Last summer I attended an International Conference for Michael Chekhov teachers in Grozjnan ,Croatia, hosted by Michael Chekhov Europe and the Michael Chekhov Association. Grozjnan is an extraordinary medieval village set on top of a modest mountain with stunning views of the countryside. The weather was extremely hot and we spent the first part of our trip exercising and sharing practically and in the second part of the conference, sharing our work either through discussion or exercises. It was truly international and well attended.
Most importantly of all it enabled us to meet and talk. I met many of the teachers who had taught me, and some of those I had trained with. I am sure I am not the only person for whom it drew together a lot of strands of our lives. We had talks by many of the amazing artist practitioners and the way in which they had employed the Chekhov work in professional theatre and applied drama. I also became aware of many new translations of Chekhov’s seminal works To The Actor and On The Technique of Acting in different languages. It was a truly inspiring week.
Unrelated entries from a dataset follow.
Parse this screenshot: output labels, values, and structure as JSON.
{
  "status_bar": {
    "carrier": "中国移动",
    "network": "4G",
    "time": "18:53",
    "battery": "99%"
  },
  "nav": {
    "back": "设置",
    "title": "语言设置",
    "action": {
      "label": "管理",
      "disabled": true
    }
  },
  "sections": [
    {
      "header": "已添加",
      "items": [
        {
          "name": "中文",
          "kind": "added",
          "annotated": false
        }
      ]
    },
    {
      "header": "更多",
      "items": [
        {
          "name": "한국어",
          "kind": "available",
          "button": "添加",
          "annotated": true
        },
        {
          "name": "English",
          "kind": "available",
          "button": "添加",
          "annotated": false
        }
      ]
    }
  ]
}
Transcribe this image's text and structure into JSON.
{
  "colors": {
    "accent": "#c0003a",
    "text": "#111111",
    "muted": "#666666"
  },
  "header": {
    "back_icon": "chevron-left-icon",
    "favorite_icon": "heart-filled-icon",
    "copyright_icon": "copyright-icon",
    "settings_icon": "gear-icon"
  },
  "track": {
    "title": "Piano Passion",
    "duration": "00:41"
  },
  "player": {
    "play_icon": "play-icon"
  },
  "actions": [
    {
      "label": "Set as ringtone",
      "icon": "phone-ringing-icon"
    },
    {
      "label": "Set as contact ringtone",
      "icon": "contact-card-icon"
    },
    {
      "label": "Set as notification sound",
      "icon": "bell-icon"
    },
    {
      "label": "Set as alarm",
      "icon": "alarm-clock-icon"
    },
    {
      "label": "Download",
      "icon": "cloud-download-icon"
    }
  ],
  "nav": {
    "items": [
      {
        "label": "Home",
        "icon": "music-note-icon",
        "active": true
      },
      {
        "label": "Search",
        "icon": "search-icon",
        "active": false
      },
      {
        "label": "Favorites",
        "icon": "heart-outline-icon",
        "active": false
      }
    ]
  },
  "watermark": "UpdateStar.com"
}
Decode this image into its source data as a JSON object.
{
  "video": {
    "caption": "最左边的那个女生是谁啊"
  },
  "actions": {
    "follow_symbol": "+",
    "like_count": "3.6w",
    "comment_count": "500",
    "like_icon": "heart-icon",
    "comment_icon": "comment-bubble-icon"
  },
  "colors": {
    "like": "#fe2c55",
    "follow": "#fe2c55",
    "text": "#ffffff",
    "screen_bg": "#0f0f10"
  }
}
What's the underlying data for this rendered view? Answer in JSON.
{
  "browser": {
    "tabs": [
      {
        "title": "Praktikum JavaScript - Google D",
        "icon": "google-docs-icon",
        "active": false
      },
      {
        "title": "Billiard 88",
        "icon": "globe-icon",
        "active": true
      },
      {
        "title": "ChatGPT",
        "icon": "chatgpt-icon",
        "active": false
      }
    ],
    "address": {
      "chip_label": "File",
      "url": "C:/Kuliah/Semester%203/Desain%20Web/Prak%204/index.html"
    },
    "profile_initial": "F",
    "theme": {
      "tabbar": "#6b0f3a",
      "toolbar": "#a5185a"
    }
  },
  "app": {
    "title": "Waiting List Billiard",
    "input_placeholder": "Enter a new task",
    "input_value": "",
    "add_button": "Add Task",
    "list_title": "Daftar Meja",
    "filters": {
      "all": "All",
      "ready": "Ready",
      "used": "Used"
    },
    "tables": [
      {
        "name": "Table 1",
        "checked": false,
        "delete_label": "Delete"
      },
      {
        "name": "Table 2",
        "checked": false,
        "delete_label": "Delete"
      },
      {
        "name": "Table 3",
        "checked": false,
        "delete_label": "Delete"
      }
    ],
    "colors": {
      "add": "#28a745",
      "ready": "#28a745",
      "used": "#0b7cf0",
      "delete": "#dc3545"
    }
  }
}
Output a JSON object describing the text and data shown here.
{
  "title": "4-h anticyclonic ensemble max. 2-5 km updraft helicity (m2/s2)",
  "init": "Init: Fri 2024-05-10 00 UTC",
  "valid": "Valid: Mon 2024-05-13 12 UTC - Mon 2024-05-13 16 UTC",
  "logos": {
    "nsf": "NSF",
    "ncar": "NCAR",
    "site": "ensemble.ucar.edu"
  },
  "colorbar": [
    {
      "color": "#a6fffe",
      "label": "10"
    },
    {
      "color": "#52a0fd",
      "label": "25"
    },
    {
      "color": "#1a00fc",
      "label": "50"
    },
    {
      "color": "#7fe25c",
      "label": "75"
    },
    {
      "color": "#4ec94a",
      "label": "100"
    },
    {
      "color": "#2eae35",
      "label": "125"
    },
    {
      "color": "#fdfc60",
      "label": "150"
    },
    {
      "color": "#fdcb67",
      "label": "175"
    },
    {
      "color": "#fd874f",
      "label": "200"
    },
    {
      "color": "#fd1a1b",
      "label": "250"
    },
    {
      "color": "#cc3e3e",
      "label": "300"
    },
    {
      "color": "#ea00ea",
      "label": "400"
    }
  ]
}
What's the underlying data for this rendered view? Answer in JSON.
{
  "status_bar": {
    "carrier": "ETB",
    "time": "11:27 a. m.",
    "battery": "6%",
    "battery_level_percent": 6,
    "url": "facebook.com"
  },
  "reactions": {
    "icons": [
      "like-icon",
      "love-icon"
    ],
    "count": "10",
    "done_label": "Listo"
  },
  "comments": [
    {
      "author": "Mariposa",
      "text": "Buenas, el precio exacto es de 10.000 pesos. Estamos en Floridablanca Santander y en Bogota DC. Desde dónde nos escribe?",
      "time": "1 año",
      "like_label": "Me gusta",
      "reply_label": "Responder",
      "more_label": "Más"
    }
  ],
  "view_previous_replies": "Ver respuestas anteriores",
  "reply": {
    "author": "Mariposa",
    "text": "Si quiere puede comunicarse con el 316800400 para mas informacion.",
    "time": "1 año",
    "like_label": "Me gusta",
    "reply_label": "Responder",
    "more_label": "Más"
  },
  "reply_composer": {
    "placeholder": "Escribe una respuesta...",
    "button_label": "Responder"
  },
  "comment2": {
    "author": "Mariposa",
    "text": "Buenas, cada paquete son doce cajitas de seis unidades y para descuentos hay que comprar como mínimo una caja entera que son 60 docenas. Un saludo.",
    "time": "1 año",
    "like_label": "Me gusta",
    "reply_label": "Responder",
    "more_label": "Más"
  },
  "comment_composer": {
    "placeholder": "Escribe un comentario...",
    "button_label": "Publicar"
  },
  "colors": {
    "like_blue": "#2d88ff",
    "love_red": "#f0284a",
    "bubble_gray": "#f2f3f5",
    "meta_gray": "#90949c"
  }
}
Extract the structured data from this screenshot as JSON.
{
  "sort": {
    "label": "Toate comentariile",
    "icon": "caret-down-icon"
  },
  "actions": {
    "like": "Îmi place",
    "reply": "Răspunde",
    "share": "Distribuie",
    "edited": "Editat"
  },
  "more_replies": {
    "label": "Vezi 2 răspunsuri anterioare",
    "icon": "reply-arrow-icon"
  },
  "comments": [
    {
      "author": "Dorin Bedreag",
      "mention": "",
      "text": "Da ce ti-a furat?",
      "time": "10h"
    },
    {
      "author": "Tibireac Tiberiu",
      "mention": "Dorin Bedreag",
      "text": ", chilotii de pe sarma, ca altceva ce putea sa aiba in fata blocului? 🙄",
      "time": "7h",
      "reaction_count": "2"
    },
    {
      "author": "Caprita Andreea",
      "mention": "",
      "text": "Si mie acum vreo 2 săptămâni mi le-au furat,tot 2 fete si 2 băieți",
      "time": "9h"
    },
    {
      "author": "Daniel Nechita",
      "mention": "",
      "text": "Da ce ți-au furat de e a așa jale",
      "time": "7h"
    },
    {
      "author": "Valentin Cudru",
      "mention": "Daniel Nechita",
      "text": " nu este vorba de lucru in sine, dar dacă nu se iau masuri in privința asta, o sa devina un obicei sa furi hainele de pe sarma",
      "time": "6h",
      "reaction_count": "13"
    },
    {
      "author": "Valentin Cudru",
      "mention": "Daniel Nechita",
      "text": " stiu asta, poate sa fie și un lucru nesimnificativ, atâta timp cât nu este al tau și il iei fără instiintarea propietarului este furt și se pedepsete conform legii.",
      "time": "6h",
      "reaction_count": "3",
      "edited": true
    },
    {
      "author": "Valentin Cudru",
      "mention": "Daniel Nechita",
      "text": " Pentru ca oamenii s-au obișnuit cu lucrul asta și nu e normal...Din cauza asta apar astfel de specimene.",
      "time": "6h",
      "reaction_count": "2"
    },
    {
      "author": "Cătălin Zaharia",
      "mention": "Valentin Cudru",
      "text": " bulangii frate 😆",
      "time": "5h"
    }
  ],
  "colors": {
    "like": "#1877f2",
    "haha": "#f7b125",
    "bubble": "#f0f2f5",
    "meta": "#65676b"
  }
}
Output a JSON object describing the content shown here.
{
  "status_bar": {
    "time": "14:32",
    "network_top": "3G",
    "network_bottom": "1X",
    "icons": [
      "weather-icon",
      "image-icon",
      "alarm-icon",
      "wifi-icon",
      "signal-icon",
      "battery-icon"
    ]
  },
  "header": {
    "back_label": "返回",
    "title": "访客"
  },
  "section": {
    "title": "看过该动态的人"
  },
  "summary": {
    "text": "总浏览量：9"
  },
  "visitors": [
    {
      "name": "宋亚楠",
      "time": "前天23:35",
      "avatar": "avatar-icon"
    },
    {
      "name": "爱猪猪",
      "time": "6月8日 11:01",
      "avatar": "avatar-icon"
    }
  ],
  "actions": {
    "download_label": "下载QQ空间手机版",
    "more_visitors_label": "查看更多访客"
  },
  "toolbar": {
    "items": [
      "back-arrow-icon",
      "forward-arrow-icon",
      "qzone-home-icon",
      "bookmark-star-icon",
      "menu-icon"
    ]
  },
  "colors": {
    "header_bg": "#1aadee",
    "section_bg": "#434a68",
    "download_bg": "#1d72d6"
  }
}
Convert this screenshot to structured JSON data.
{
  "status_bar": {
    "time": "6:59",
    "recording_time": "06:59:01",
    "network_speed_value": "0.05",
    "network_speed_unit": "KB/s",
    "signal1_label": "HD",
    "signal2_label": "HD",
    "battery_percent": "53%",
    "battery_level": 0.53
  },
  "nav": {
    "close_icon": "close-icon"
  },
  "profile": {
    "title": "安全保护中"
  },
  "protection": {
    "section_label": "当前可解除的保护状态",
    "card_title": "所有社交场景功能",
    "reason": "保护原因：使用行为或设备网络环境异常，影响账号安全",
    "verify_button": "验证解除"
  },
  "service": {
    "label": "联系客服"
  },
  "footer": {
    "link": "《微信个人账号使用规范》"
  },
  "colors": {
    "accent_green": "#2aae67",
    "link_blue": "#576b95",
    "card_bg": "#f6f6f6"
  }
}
Most of all it gave me a sense that I was not so isolated in teaching this work. It is strange, tucked away on the west coast of Ireland feeling as if, for the most part, you are really ploughing a furrow alone. Importantly too, it stopped me feeling an eccentric, or some kind of exotic fruit. But now we see that this work is being taught more extensively in theatre schools and universities in the UK, the rest of Europe, the US, Asia and South America . It is also wonderful to see a new wave of books being brought out either directly about the technique, or books like my own Teaching Voice and the one in preparation which, whilst not being about Chekhov in total, uses it as the bedrock of all of the work.
Furthermore I feel the Chekhov work is more than an acting technique (in fact all acting techniques are more than that) it is a way of seeing and experiencing the world. It makes you more sensitive to image, atmosphere, to the energy in your body and to the way you respond to others and they to you. As it emphasises the role of the artist as someone who “makes the intangible, tangible”, it affirms that the ‘intangible’ actually is something that can be experienced, felt and transmitted.
Chekhov technique involves us in a very different idea of what the actor is; an instinctive artist who delves deep into the imagination; that acting is not solely interpretive but creative in the way a sculptor, composer or a painter is creative; the action of the character is like the clay or the paint for a sculptor or painter. This sits well with many theatre makers who are often the authors of their own work, but even when this is not the case for you, Chekhov Technique gives you the feeling that you are creating your own totally original version of the character.
I have not team taught since I did a youth theatre project some years ago. I was a bit nervous about it. But I need not have worried about it . It was a great experience. I met Declan Drohan who works in the Institute of Technology Sligo teaching theatre, at Grozjnan. We thought it was weird that we had only chatted on Facebook, considering we lived only two hours or so away from each other. We resolved to run a workshop together. We settled on using Chekhov Technique for Solo Acting,
Team teaching, it seems to me, is like jamming in a musical duet. But you also need to be really organised, respectful of the other and above all, to be aware of the rhythm of the other person. You need to be careful not to undermine or ‘pull focus’ when the other teacher is in full flow. and remember that the students are making the connection with the other teacher when they are teaching and not to disturb that too often, as it can be very irritating to the student. I think there needs to be an acknowledgement that the two teachers are sharing that connection with the class. If there is something you feel needs to be said about something the other person is teaching, you bide your time until an opportunity appears when you are leading or you forget about it because it is not the end of the world if, at that moment, that piece of information is not passed.
The students get more contact time, because you have more time to side teach a little. When there is only one teacher and you focus on one person you are very limited as to the time you can spend with them, because you need to be mindful of the atmosphere and focus in the whole room. When you are team-teaching you can absolutely relax.
Declan and I are hoping to do another workshop together some time this year. Thanks and gratitude to him and also to the exciting full-throttled group who came to Enter,An Actor and produced some powerful and invigorating work.
The next workshop is The Epic Voice, February 15-17 and Imaginary Body, Character Centre March 29-31. There will be workshops in May, June and a summer school in August. email firstname.lastname@example.org